Despite ending the year with disappointing sales results in Europe, General Motors (NYSE:GM) is making this year a building year, one that will “set the stage for enhanced profitability in the coming years,” as North America finance chief Chuck Stevens explained to The Wall Street Journal.
In the last month of 2012, new car sales in the European Union shrank by the greatest amount since October 2010, with the number of new car registrations decreasing 16.3 percent in December to 799,407 vehicles. The figures were only slightly better for the year.
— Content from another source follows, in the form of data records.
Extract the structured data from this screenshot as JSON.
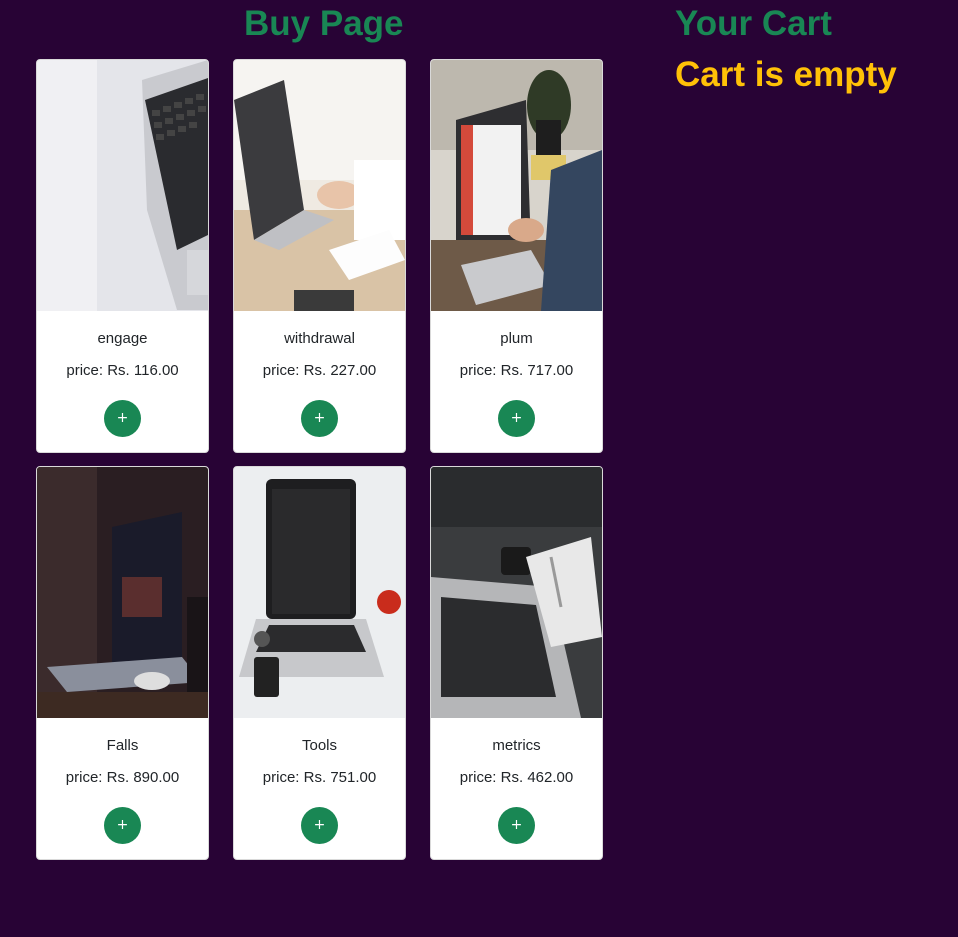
{
  "buy_page": {
    "title": "Buy Page",
    "currency_prefix": "price: Rs. ",
    "add_label": "+",
    "products": [
      {
        "name": "engage",
        "price": "116.00",
        "image": "laptop-keyboard-closeup-photo"
      },
      {
        "name": "withdrawal",
        "price": "227.00",
        "image": "person-typing-on-laptop-photo"
      },
      {
        "name": "plum",
        "price": "717.00",
        "image": "laptop-on-desk-with-plant-photo"
      },
      {
        "name": "Falls",
        "price": "890.00",
        "image": "dark-laptop-with-mouse-photo"
      },
      {
        "name": "Tools",
        "price": "751.00",
        "image": "laptop-with-apple-and-phone-photo"
      },
      {
        "name": "metrics",
        "price": "462.00",
        "image": "laptop-with-notebook-photo"
      }
    ]
  },
  "cart": {
    "title": "Your Cart",
    "empty_message": "Cart is empty"
  },
  "colors": {
    "background": "#280335",
    "heading_green": "#198754",
    "empty_yellow": "#ffc107",
    "button_green": "#198754"
  }
}
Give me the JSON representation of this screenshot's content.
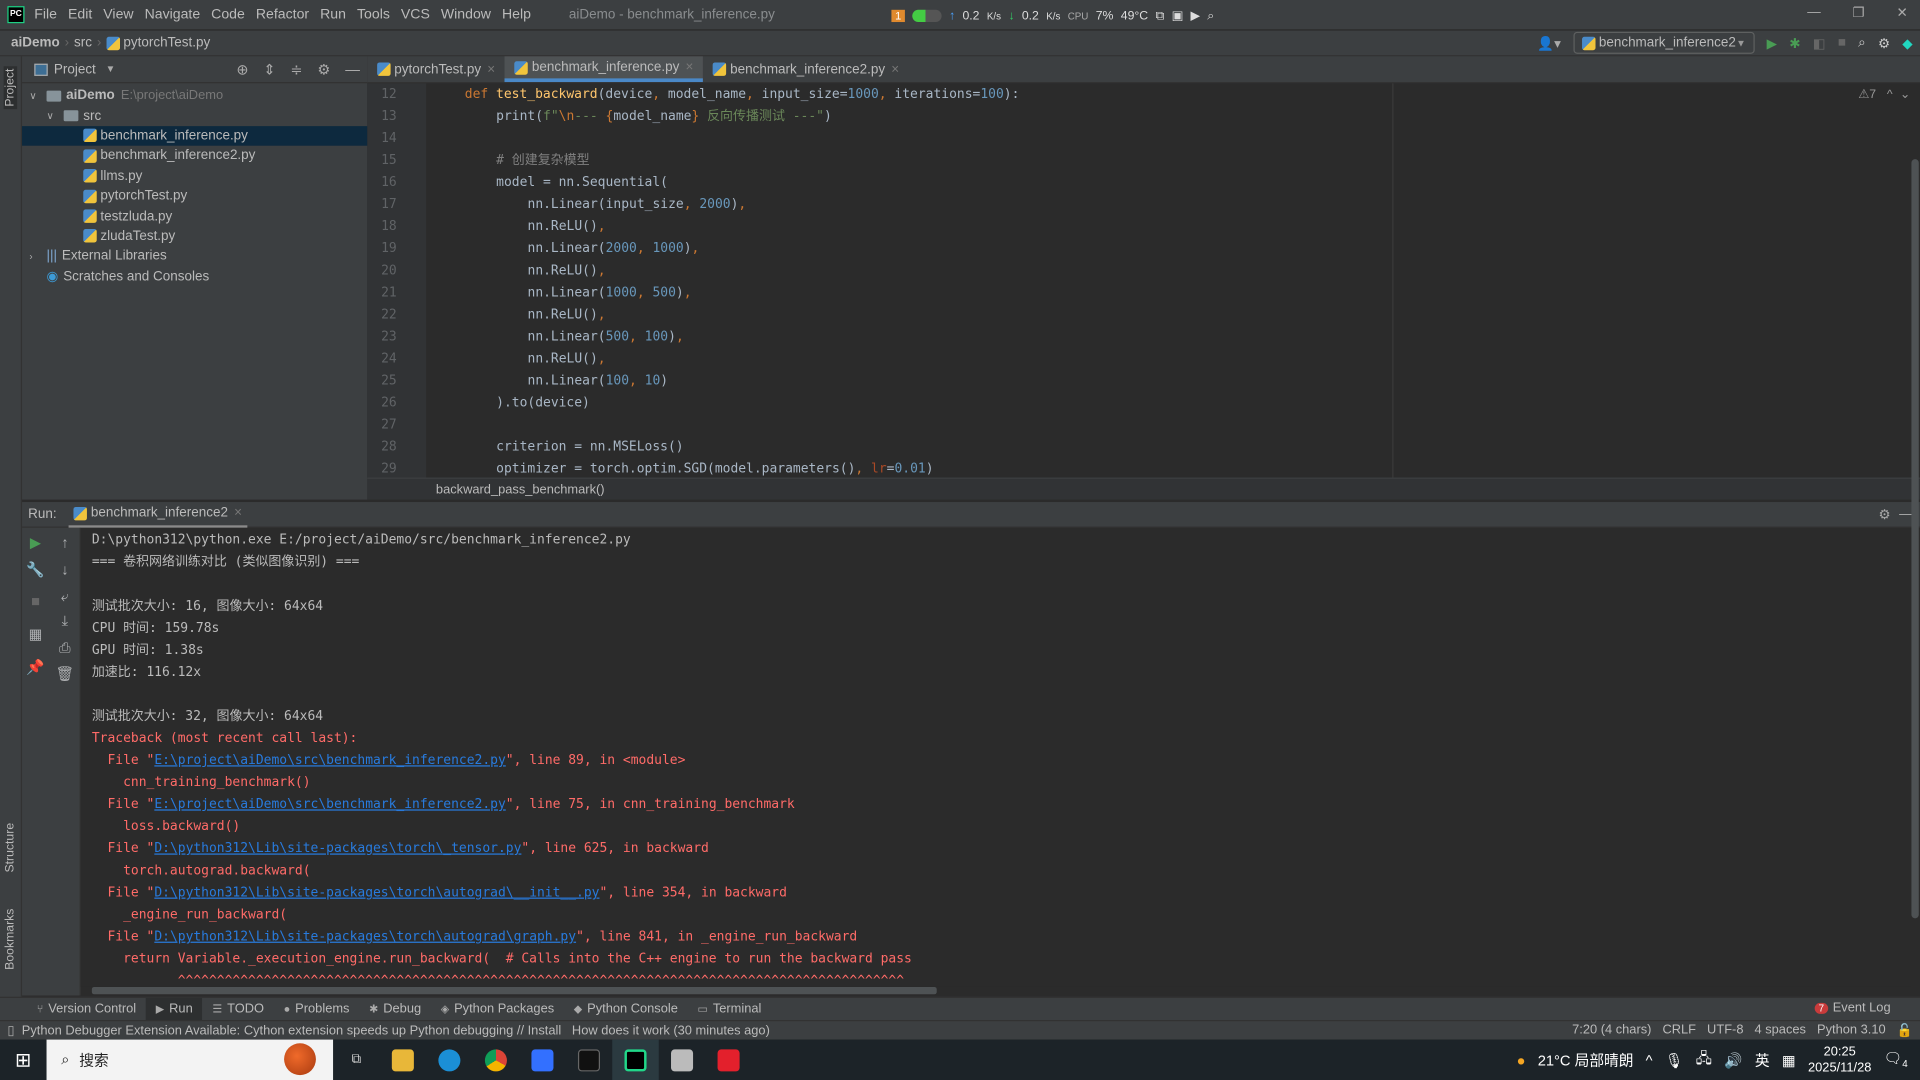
{
  "titlebar": {
    "menu": [
      "File",
      "Edit",
      "View",
      "Navigate",
      "Code",
      "Refactor",
      "Run",
      "Tools",
      "VCS",
      "Window",
      "Help"
    ],
    "title": "aiDemo - benchmark_inference.py",
    "overlay": {
      "badge": "1",
      "up": "0.2",
      "up_unit": "K/s",
      "down": "0.2",
      "down_unit": "K/s",
      "cpu_label": "CPU",
      "cpu": "7%",
      "temp": "49°C"
    }
  },
  "navbar": {
    "breadcrumb": [
      "aiDemo",
      "src",
      "pytorchTest.py"
    ],
    "run_config": "benchmark_inference2"
  },
  "project": {
    "title": "Project",
    "root": "aiDemo",
    "root_path": "E:\\project\\aiDemo",
    "src": "src",
    "files": [
      "benchmark_inference.py",
      "benchmark_inference2.py",
      "llms.py",
      "pytorchTest.py",
      "testzluda.py",
      "zludaTest.py"
    ],
    "selected": "benchmark_inference.py",
    "external": "External Libraries",
    "scratches": "Scratches and Consoles"
  },
  "tabs": [
    {
      "label": "pytorchTest.py",
      "active": false
    },
    {
      "label": "benchmark_inference.py",
      "active": true
    },
    {
      "label": "benchmark_inference2.py",
      "active": false
    }
  ],
  "editor": {
    "warnings": "7",
    "breadcrumb": "backward_pass_benchmark()",
    "lines": [
      {
        "n": "12",
        "indent": 4,
        "seg": [
          [
            "def ",
            "kw"
          ],
          [
            "test_backward",
            "fn"
          ],
          [
            "(device",
            "plain"
          ],
          [
            ", ",
            "kw"
          ],
          [
            "model_name",
            "plain"
          ],
          [
            ", ",
            "kw"
          ],
          [
            "input_size=",
            "plain"
          ],
          [
            "1000",
            "num"
          ],
          [
            ", ",
            "kw"
          ],
          [
            "iterations=",
            "plain"
          ],
          [
            "100",
            "num"
          ],
          [
            "):",
            "plain"
          ]
        ]
      },
      {
        "n": "13",
        "indent": 8,
        "seg": [
          [
            "print",
            "plain"
          ],
          [
            "(",
            "plain"
          ],
          [
            "f\"",
            "str"
          ],
          [
            "\\n",
            "esc"
          ],
          [
            "--- ",
            "str"
          ],
          [
            "{",
            "kw"
          ],
          [
            "model_name",
            "plain"
          ],
          [
            "}",
            "kw"
          ],
          [
            " 反向传播测试 ---\"",
            "str"
          ],
          [
            ")",
            "plain"
          ]
        ]
      },
      {
        "n": "14",
        "indent": 0,
        "seg": []
      },
      {
        "n": "15",
        "indent": 8,
        "seg": [
          [
            "# 创建复杂模型",
            "cm"
          ]
        ]
      },
      {
        "n": "16",
        "indent": 8,
        "seg": [
          [
            "model = nn.Sequential(",
            "plain"
          ]
        ]
      },
      {
        "n": "17",
        "indent": 12,
        "seg": [
          [
            "nn.Linear(input_size",
            "plain"
          ],
          [
            ", ",
            "kw"
          ],
          [
            "2000",
            "num"
          ],
          [
            ")",
            "plain"
          ],
          [
            ",",
            "kw"
          ]
        ]
      },
      {
        "n": "18",
        "indent": 12,
        "seg": [
          [
            "nn.ReLU()",
            "plain"
          ],
          [
            ",",
            "kw"
          ]
        ]
      },
      {
        "n": "19",
        "indent": 12,
        "seg": [
          [
            "nn.Linear(",
            "plain"
          ],
          [
            "2000",
            "num"
          ],
          [
            ", ",
            "kw"
          ],
          [
            "1000",
            "num"
          ],
          [
            ")",
            "plain"
          ],
          [
            ",",
            "kw"
          ]
        ]
      },
      {
        "n": "20",
        "indent": 12,
        "seg": [
          [
            "nn.ReLU()",
            "plain"
          ],
          [
            ",",
            "kw"
          ]
        ]
      },
      {
        "n": "21",
        "indent": 12,
        "seg": [
          [
            "nn.Linear(",
            "plain"
          ],
          [
            "1000",
            "num"
          ],
          [
            ", ",
            "kw"
          ],
          [
            "500",
            "num"
          ],
          [
            ")",
            "plain"
          ],
          [
            ",",
            "kw"
          ]
        ]
      },
      {
        "n": "22",
        "indent": 12,
        "seg": [
          [
            "nn.ReLU()",
            "plain"
          ],
          [
            ",",
            "kw"
          ]
        ]
      },
      {
        "n": "23",
        "indent": 12,
        "seg": [
          [
            "nn.Linear(",
            "plain"
          ],
          [
            "500",
            "num"
          ],
          [
            ", ",
            "kw"
          ],
          [
            "100",
            "num"
          ],
          [
            ")",
            "plain"
          ],
          [
            ",",
            "kw"
          ]
        ]
      },
      {
        "n": "24",
        "indent": 12,
        "seg": [
          [
            "nn.ReLU()",
            "plain"
          ],
          [
            ",",
            "kw"
          ]
        ]
      },
      {
        "n": "25",
        "indent": 12,
        "seg": [
          [
            "nn.Linear(",
            "plain"
          ],
          [
            "100",
            "num"
          ],
          [
            ", ",
            "kw"
          ],
          [
            "10",
            "num"
          ],
          [
            ")",
            "plain"
          ]
        ]
      },
      {
        "n": "26",
        "indent": 8,
        "seg": [
          [
            ").to(device)",
            "plain"
          ]
        ]
      },
      {
        "n": "27",
        "indent": 0,
        "seg": []
      },
      {
        "n": "28",
        "indent": 8,
        "seg": [
          [
            "criterion = nn.MSELoss()",
            "plain"
          ]
        ]
      },
      {
        "n": "29",
        "indent": 8,
        "seg": [
          [
            "optimizer = torch.optim.SGD(model.parameters()",
            "plain"
          ],
          [
            ", ",
            "kw"
          ],
          [
            "lr",
            "param"
          ],
          [
            "=",
            "plain"
          ],
          [
            "0.01",
            "num"
          ],
          [
            ")",
            "plain"
          ]
        ]
      }
    ]
  },
  "run": {
    "label": "Run:",
    "tab": "benchmark_inference2",
    "console": [
      [
        [
          "D:\\python312\\python.exe E:/project/aiDemo/src/benchmark_inference2.py",
          "cn"
        ]
      ],
      [
        [
          "=== 卷积网络训练对比 (类似图像识别) ===",
          "cn"
        ]
      ],
      [],
      [
        [
          "测试批次大小: 16, 图像大小: 64x64",
          "cn"
        ]
      ],
      [
        [
          "CPU 时间: 159.78s",
          "cn"
        ]
      ],
      [
        [
          "GPU 时间: 1.38s",
          "cn"
        ]
      ],
      [
        [
          "加速比: 116.12x",
          "cn"
        ]
      ],
      [],
      [
        [
          "测试批次大小: 32, 图像大小: 64x64",
          "cn"
        ]
      ],
      [
        [
          "Traceback (most recent call last):",
          "ce"
        ]
      ],
      [
        [
          "  File \"",
          "ce"
        ],
        [
          "E:\\project\\aiDemo\\src\\benchmark_inference2.py",
          "cl"
        ],
        [
          "\", line 89, in <module>",
          "ce"
        ]
      ],
      [
        [
          "    cnn_training_benchmark()",
          "ce"
        ]
      ],
      [
        [
          "  File \"",
          "ce"
        ],
        [
          "E:\\project\\aiDemo\\src\\benchmark_inference2.py",
          "cl"
        ],
        [
          "\", line 75, in cnn_training_benchmark",
          "ce"
        ]
      ],
      [
        [
          "    loss.backward()",
          "ce"
        ]
      ],
      [
        [
          "  File \"",
          "ce"
        ],
        [
          "D:\\python312\\Lib\\site-packages\\torch\\_tensor.py",
          "cl"
        ],
        [
          "\", line 625, in backward",
          "ce"
        ]
      ],
      [
        [
          "    torch.autograd.backward(",
          "ce"
        ]
      ],
      [
        [
          "  File \"",
          "ce"
        ],
        [
          "D:\\python312\\Lib\\site-packages\\torch\\autograd\\__init__.py",
          "cl"
        ],
        [
          "\", line 354, in backward",
          "ce"
        ]
      ],
      [
        [
          "    _engine_run_backward(",
          "ce"
        ]
      ],
      [
        [
          "  File \"",
          "ce"
        ],
        [
          "D:\\python312\\Lib\\site-packages\\torch\\autograd\\graph.py",
          "cl"
        ],
        [
          "\", line 841, in _engine_run_backward",
          "ce"
        ]
      ],
      [
        [
          "    return Variable._execution_engine.run_backward(  # Calls into the C++ engine to run the backward pass",
          "ce"
        ]
      ],
      [
        [
          "           ^^^^^^^^^^^^^^^^^^^^^^^^^^^^^^^^^^^^^^^^^^^^^^^^^^^^^^^^^^^^^^^^^^^^^^^^^^^^^^^^^^^^^^^^^^^^^",
          "ce"
        ]
      ]
    ]
  },
  "toolwindows": [
    "Version Control",
    "Run",
    "TODO",
    "Problems",
    "Debug",
    "Python Packages",
    "Python Console",
    "Terminal"
  ],
  "event_log": {
    "count": "7",
    "label": "Event Log"
  },
  "status": {
    "message": "Python Debugger Extension Available: Cython extension speeds up Python debugging // Install   How does it work (30 minutes ago)",
    "position": "7:20 (4 chars)",
    "line_sep": "CRLF",
    "encoding": "UTF-8",
    "indent": "4 spaces",
    "interpreter": "Python 3.10"
  },
  "taskbar": {
    "search": "搜索",
    "weather": "21°C 局部晴朗",
    "ime": "英",
    "time": "20:25",
    "date": "2025/11/28",
    "notifications": "4"
  },
  "colors": {
    "accent": "#4a88c7",
    "error": "#ff6b68",
    "link": "#287bde",
    "selection": "#0d293e"
  }
}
Annual car sales volumes in Europe dropped 8.2 percent to 12.05 million vehicles in 2012, according to the European automotive industry association ACEA, and within the euro zone, the numbers were even worse; sales fell 11.3 percent to just under 9 million for the year, according to Reuters’ calculations.
New austerity measures have pushed unemployment to a record high of almost 12 percent and indebted banks have not made automobile loans easy for consumers to secure, creating a problem for the automotive industry. Of all the major manufacturers, General Motors and Ford (NYSE:F) suffered some of the biggest sales drops; both companies saw decreases of 27 percent for the month.
But GM is focused on 2013.